EDIT August 9, 2015: I have changed the video to the YouTube version.


Anonymous said...

Fantastic surprise to see Keletigui Diabaté playing violin and balafon with the Ambassadeurs, I saw him playing Balafon with Salif on tours, but in Ambassadeurs with violin and dancing is not imagined,I was also surprised Kante Manfila with so aggressively guitar.
Thank you.

symbolkid said...

what an intense perfomance! it seems that Guinean president was a rather contradictory figure. not a straight ahead tyrant, since Salif keeps on praising him even outside a country. could you clear the situation more?
oh, and thank you for your outstanding blog. exteremely interesting.

WrldServ said...

Sekou Touré is indeed a controversial (rather than contradictory) figure. But like many controversial African presidents there was a period when they were really popular in their own country. Looking back from our present position in history this perspective can get distorted.
But I am sure Sekou Touré will turn up in later posts, as he had a huge influence on Guinean culture.

Anonymous said...

I believe that the offense of the young Salif in Segou was the mistake of a Griot amateur, who unknown part of the History.

Surely the Bambara of Segou not feel much pleasure to hear the praises to the family Toure, as it appears that the grandfather of President A. Sekou Toure, Samory Toure had alliances with Ahmadou of Segou, the second generation Peulh who kept the Segou Bambara Kingdom submitted until its defeat by the new invaders, the French colonial army.
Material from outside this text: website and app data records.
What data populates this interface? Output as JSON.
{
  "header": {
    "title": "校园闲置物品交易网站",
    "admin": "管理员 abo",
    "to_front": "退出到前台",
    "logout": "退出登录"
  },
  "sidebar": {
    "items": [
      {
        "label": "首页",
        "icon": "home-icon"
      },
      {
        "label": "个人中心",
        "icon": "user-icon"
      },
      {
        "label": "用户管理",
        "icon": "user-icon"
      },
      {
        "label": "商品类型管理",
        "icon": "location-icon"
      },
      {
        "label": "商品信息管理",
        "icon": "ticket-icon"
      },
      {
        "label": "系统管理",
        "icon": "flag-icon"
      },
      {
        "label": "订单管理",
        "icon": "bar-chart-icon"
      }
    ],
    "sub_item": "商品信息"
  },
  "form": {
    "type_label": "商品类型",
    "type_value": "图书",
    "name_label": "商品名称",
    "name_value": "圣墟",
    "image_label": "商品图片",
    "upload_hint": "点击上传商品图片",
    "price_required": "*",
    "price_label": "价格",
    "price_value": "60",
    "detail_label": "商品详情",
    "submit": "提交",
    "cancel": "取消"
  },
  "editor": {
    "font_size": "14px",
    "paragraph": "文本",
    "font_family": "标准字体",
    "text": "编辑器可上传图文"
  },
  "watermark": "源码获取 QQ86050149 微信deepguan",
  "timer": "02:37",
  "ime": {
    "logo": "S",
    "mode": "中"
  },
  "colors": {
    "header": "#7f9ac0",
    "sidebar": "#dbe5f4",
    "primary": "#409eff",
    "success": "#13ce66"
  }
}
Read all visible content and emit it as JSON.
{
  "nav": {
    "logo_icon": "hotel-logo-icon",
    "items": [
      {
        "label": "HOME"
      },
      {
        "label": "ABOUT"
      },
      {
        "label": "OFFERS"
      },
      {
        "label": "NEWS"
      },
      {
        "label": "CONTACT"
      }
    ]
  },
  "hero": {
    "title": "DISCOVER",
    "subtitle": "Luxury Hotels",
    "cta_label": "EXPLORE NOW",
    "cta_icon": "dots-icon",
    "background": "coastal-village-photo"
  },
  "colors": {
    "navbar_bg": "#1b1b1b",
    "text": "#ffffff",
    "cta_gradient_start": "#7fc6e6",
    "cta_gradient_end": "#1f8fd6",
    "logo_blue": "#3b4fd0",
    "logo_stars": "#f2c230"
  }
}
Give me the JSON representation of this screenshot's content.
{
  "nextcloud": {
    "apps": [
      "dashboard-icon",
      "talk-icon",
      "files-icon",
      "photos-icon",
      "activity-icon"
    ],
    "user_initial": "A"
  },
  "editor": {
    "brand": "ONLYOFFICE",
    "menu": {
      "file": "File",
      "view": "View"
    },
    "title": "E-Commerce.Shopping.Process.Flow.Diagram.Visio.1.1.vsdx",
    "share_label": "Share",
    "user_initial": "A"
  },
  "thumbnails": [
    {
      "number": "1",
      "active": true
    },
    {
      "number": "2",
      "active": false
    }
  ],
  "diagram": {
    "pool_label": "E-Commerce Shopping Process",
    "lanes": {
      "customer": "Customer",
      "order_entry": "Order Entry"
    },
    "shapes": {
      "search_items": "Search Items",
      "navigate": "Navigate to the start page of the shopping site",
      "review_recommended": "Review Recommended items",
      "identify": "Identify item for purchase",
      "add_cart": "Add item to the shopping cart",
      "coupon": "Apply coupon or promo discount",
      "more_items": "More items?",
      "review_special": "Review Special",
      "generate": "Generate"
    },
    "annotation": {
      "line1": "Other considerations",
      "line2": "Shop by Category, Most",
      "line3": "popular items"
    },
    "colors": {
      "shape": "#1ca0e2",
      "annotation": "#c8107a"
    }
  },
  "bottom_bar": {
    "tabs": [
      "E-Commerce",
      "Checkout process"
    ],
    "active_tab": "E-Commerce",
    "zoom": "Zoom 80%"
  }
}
symbolkid said...

much more interesting info! thank you very much, ngoni.